“It is one-time money,” Herrmann said.

Duncan was asked about that in the media call earlier this week. “We really wanted to avoid a huge catastrophe this year. As you know, the economy is slowly starting to bounce back and we’re hopeful we’ll be in a much better spot next year,” he said.

Even with Edujobs money, Colorado school districts likely will face tough budget decisions for 2011-12.

Herrmann told the state board Wednesday that state and local K-12 operating support could be $519 million less next school year than the $5.9 billion estimated to be called for by the school funding formula established in Amendment 23.

awarding leaders

Meet the nine finalists for Tennessee Principal of the Year

PHOTO: Shelby County Schools
From left: Docia Generette-Walker receives Tennessee's 2016 principal of the year honor from Education Commissioner Candice McQueen. Generette-Walker leads Middle College High School in Memphis. This year's winner will be announced in October.

Nine school leaders are up for an annual statewide award, including one principal from Memphis.

Tracie Thomas, a principal at White Station Elementary School, represents schools in Shelby County on the state’s list of finalists. Last year, Principal Docia Generette-Walker of Middle College High School in Memphis received the honor.

Building better principals has been a recent focus for Tennessee Education Commissioner Candice McQueen as roles of the school leaders change under school improvement efforts.

“Successful schools begin with great leaders, and these nine finalists represent some of the best in our state,” McQueen said. “The Principal of the Year finalists have each proven what is possible when school leaders hold students and educators to high expectations.”

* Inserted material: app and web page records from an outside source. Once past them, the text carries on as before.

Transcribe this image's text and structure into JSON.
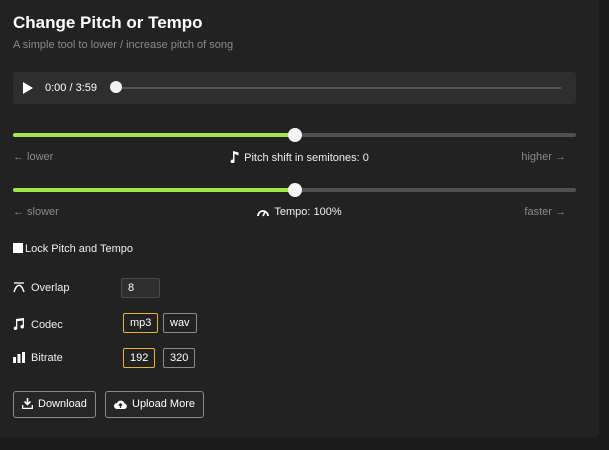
{
  "header": {
    "title": "Change Pitch or Tempo",
    "subtitle": "A simple tool to lower / increase pitch of song"
  },
  "player": {
    "time": "0:00 / 3:59",
    "progress": 0
  },
  "pitch": {
    "left_label": "← lower",
    "right_label": "higher →",
    "label": "Pitch shift in semitones:",
    "value": "0",
    "level": 0.5
  },
  "tempo": {
    "left_label": "← slower",
    "right_label": "faster →",
    "label": "Tempo:",
    "value": "100%",
    "level": 0.5
  },
  "lock": {
    "label": "Lock Pitch and Tempo",
    "checked": false
  },
  "overlap": {
    "label": "Overlap",
    "value": "8"
  },
  "codec": {
    "label": "Codec",
    "options": [
      "mp3",
      "wav"
    ],
    "selected": "mp3"
  },
  "bitrate": {
    "label": "Bitrate",
    "options": [
      "192",
      "320"
    ],
    "selected": "192"
  },
  "actions": {
    "download": "Download",
    "upload": "Upload More"
  },
  "colors": {
    "accent": "#a3e64a",
    "selected_border": "#e8b52a"
  }
}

The winner will be announced at the state department’s annual banquet in October, where the winner of Tennessee’s Teacher of the Year will also be announced.

The finalists are:

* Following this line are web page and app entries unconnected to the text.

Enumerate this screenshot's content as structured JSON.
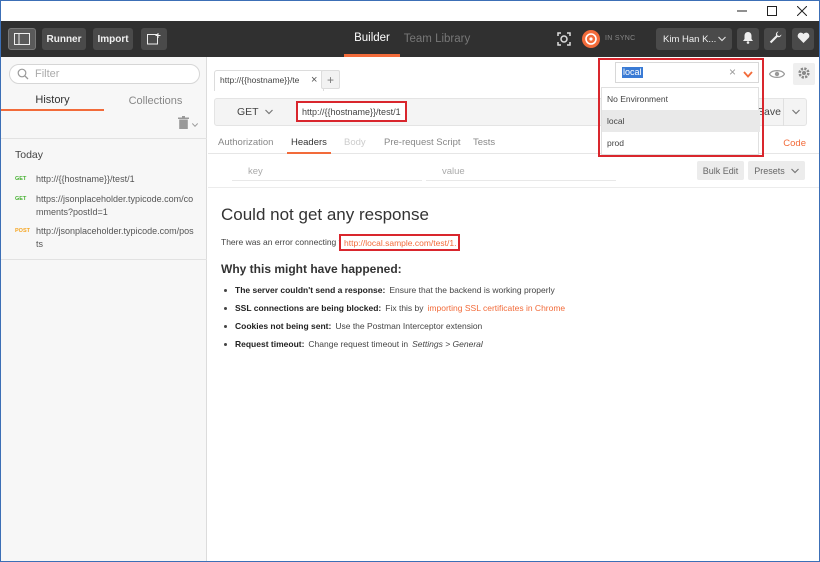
{
  "window": {
    "controls": [
      "minimize-icon",
      "maximize-icon",
      "close-icon"
    ]
  },
  "header": {
    "runner_label": "Runner",
    "import_label": "Import",
    "tabs": {
      "builder": "Builder",
      "team_library": "Team Library"
    },
    "sync_status": "IN SYNC",
    "user": "Kim Han K...",
    "accent_color": "#f26b3a",
    "icons": [
      "sidebar-toggle-icon",
      "new-window-icon",
      "interceptor-icon",
      "sync-icon",
      "bell-icon",
      "wrench-icon",
      "heart-icon"
    ]
  },
  "sidebar": {
    "filter_placeholder": "Filter",
    "tabs": {
      "history": "History",
      "collections": "Collections"
    },
    "group_label": "Today",
    "history": [
      {
        "method": "GET",
        "url": "http://{{hostname}}/test/1"
      },
      {
        "method": "GET",
        "url": "https://jsonplaceholder.typicode.com/comments?postId=1"
      },
      {
        "method": "POST",
        "url": "http://jsonplaceholder.typicode.com/posts"
      }
    ]
  },
  "request": {
    "tab_title": "http://{{hostname}}/te",
    "method": "GET",
    "url": "http://{{hostname}}/test/1",
    "save_label": "Save",
    "subtabs": [
      "Authorization",
      "Headers",
      "Body",
      "Pre-request Script",
      "Tests"
    ],
    "active_subtab": "Headers",
    "code_link": "Code",
    "key_placeholder": "key",
    "value_placeholder": "value",
    "bulk_edit_label": "Bulk Edit",
    "presets_label": "Presets"
  },
  "response": {
    "title": "Could not get any response",
    "error_prefix": "There was an error connecting to",
    "error_url": "http://local.sample.com/test/1.",
    "why_title": "Why this might have happened:",
    "reasons": [
      {
        "bold": "The server couldn't send a response:",
        "text": "Ensure that the backend is working properly"
      },
      {
        "bold": "SSL connections are being blocked:",
        "text": "Fix this by",
        "link": "importing SSL certificates in Chrome"
      },
      {
        "bold": "Cookies not being sent:",
        "text": "Use the Postman Interceptor extension"
      },
      {
        "bold": "Request timeout:",
        "text": "Change request timeout in",
        "italic": "Settings > General"
      }
    ]
  },
  "environment": {
    "selected": "local",
    "options": [
      "No Environment",
      "local",
      "prod"
    ],
    "highlighted": "local"
  }
}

West Tennessee

  • Tracie Thomas, White Station Elementary, Shelby County Schools
  • Stephanie Coffman, South Haven Elementary, Henderson County School District
  • Linda DeBerry, Dyersburg City Primary School, Dyersburg City Schools

Middle Tennessee

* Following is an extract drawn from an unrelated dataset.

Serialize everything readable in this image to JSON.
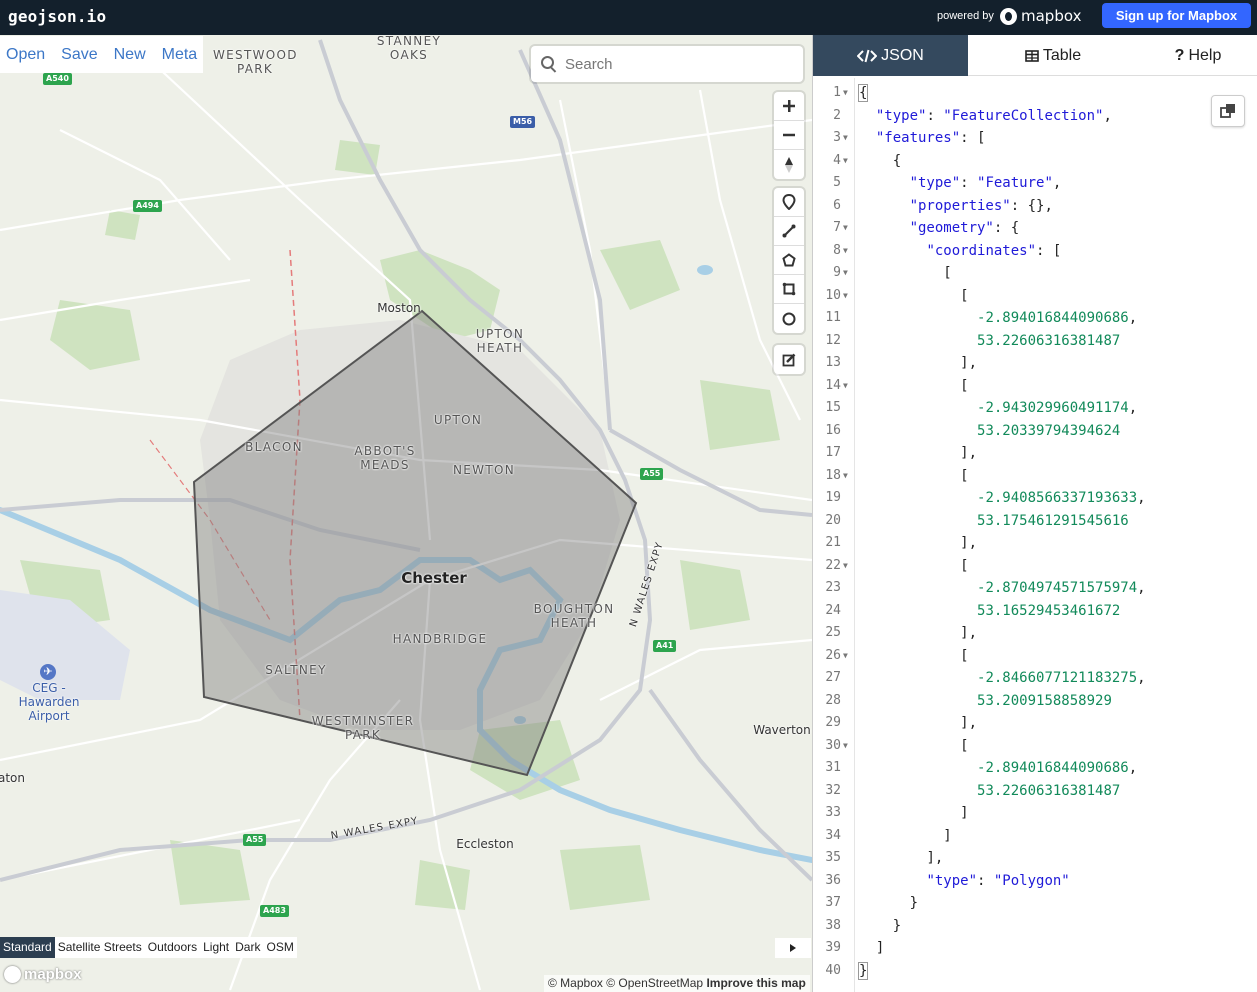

  • Kenneth “Cam” MacLean, Portland West Middle School, Sumner County Schools
  • John Bush, Marshall County High School, Marshall County Schools
  • Donnie Holman, Rickman Elementary School, Overton County Schools

East Tennessee

  • Robin Copp, Ooltewah High School, Hamilton County Schools
  • Jeff Harshbarger, Norris Middle School, Anderson County Schools
  • Carol McGill, Fairmont Elementary School, Johnson City Schools

you better work

Hickenlooper, on national TV, calls for bipartisanship on job training for high school graduates

PHOTO: Nicholas Garcia
Gov. John Hickenlooper spoke to reporters on the eve of the 2017 General Assembly.

Gov. John Hickenlooper on Sunday said Republicans and Democrats should work together to rethink how states are preparing high school graduates for the 21st century economy.

“It’s not a Republican or Democratic issue to say we want better jobs for our kids, or we want to make sure they’re trained for the new generation of jobs that are coming or beginning to appear,” he said on CBS’s Face the Nation.

Hickenlooper, a Democrat, appeared on the Sunday public affairs program alongside Ohio Gov. John Kasich, a Republican, to discuss their work on healthcare.

The Colorado governor brought up workforce training after moderator John Dickerson asked what issues besides healthcare both parties should be addressing.

“Two-thirds of our kids are never going to have a four-year college degree, and we really haven’t been able to prepare them to involve them in the economy where the new generations of jobs require some technical capability,” Hickenlooper said. “We need to look at apprenticeships. We need to look at all kinds of internships.”

Hickenlooper has long supported a variety of education reform policies including charter schools and linking student test scores to teacher evaluations. Last fall he backed a new program that is expected to this year connect 250 Colorado high school students with paid job training.

Watch Hickenlooper and Kasich here. Hickenlooper’s remarks on job training begin right before the 11- minute mark.